Basically, people will move toward the communications/entertainment device that is easiest to use and probably the least expensive. And fitting into both of those categories are services like Netflix, Amazon, Hulu and a few others.
They’re growing, which is more than you can say about other transactional ways to get video. Those have declined since 2012, according to Glenn Hower, a research analyst for Parks Associates.
Writing in Fierce Cable, he noted: “The only segment that displays a notable average spending increase is Internet-based subscription video on-demand (SVOD), which has increased from $3.71 per month in 2012 to $6.19 per month as of 2015. This increase is not surprising, since the typical price point for a subscription service is $7-10.
"The concern for content providers is that revenues from transactional services are more lucrative than low-margin SVOD revenues, leading to a disconnect in value proposition between content providers and consumers.”
Netflix is pretty alluring and a good value for the money. And it’s easy.
That’s important. Using a DVR, I’d guess, is about as easy as technology gets, but DVR penetration got to about 50% a few years ago and has gotten stuck there. Instead, consumers have preferred to subscribe to Internet-based services, where they can pick up on episodes they missed, or entire seasons, rather than having to pay attention to DVRing favorite shows, as incredibly simple as the process is.
So while the technology is easy, it’s the thinking that’s become the problem.
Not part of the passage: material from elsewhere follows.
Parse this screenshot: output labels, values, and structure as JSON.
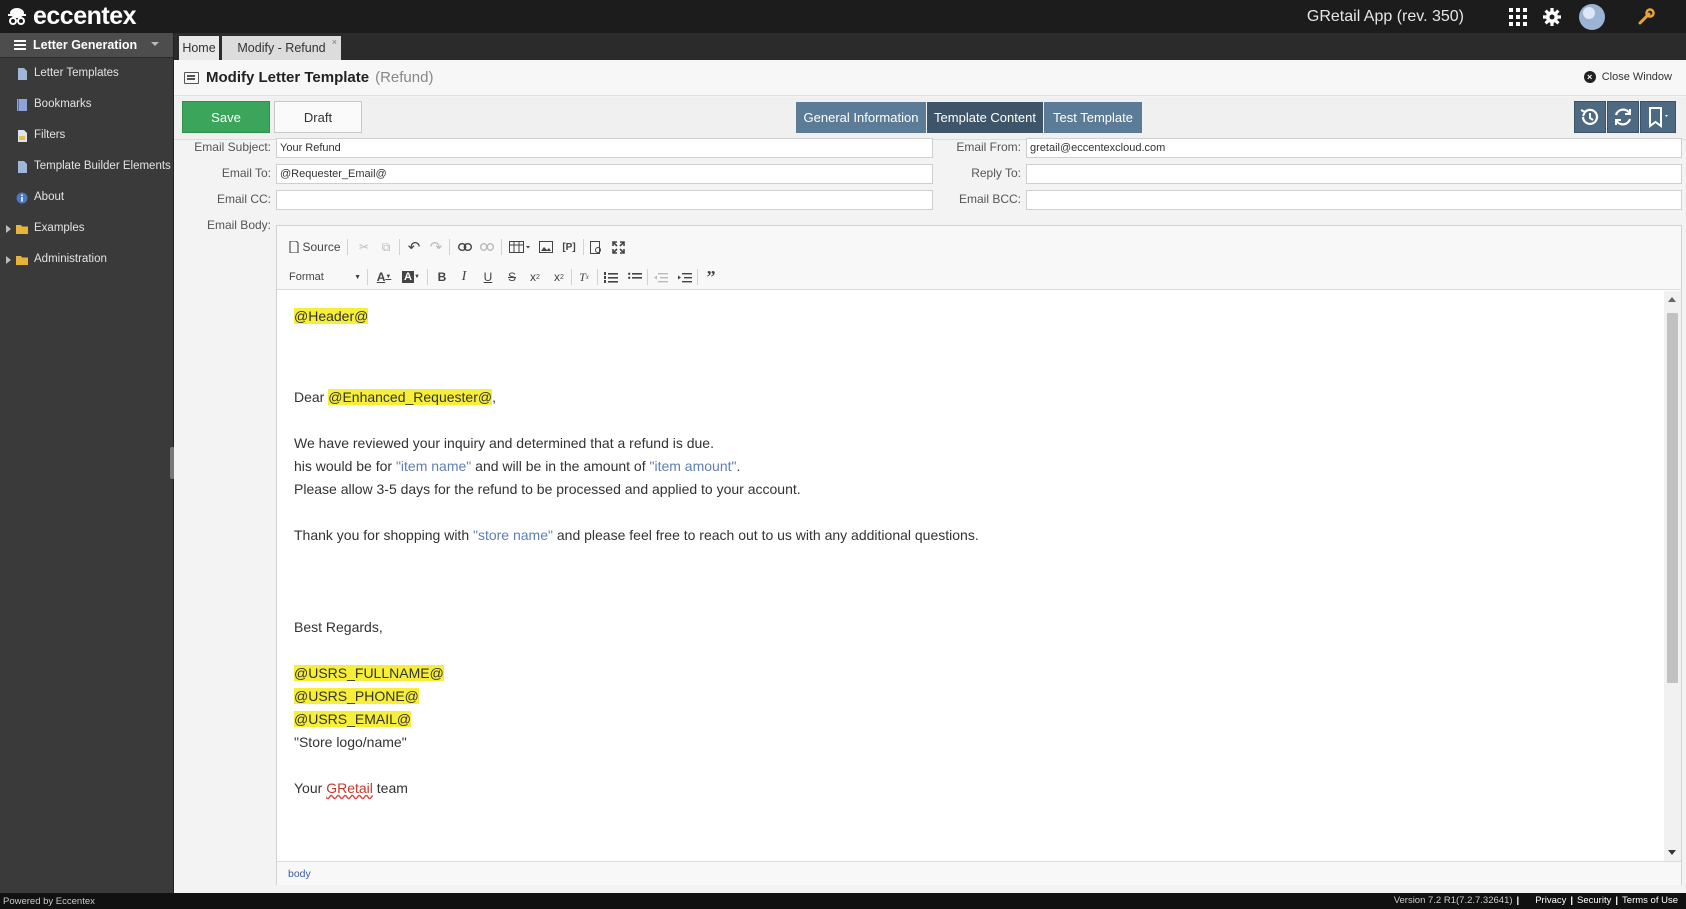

“The younger people who were the first people to adapt to time-shifted viewing are now moving their time-shifted viewing” CBS chief research officer David Poltrack told IndieWire’s Michael Schneider earlier this year. “They became less dependent on their DVR. While the penetration has plateaued, if you look, the increase in actual DVR playback itself was smaller and smaller every year.”
What the success of OTT services mask somewhat is that altogether, the buck spent on entertainment is not zooming ahead. In fact, Hower wrote, if you exclude Internet-delivered SVOD service “Households spend an average of less than $1 per month buying and renting digital video.” He calculates that “the industry is selling, on average, less than one movie per year to each household and renting between one and four movies to each household per year (assuming $15-20 for a purchase and $3-6 for a rental).”
Nothing about that seems particularly startling until you back up. Then you realize how much, and how quickly, the streaming biz is charging ahead.
Last year, Netflix said that in 2016 it would double its production of originals from the season before, from 15 to 30. Last month, it announced it would double up again, from 30 to 60, in 2017 and spend $6 billion to do so.
Amazon is now expanding worldwide, too. Other OTT services are springing up all over. In a world of diminishing astonishment for what’s new, that growth hardly raises an eyebrow.
But it’s changing everything.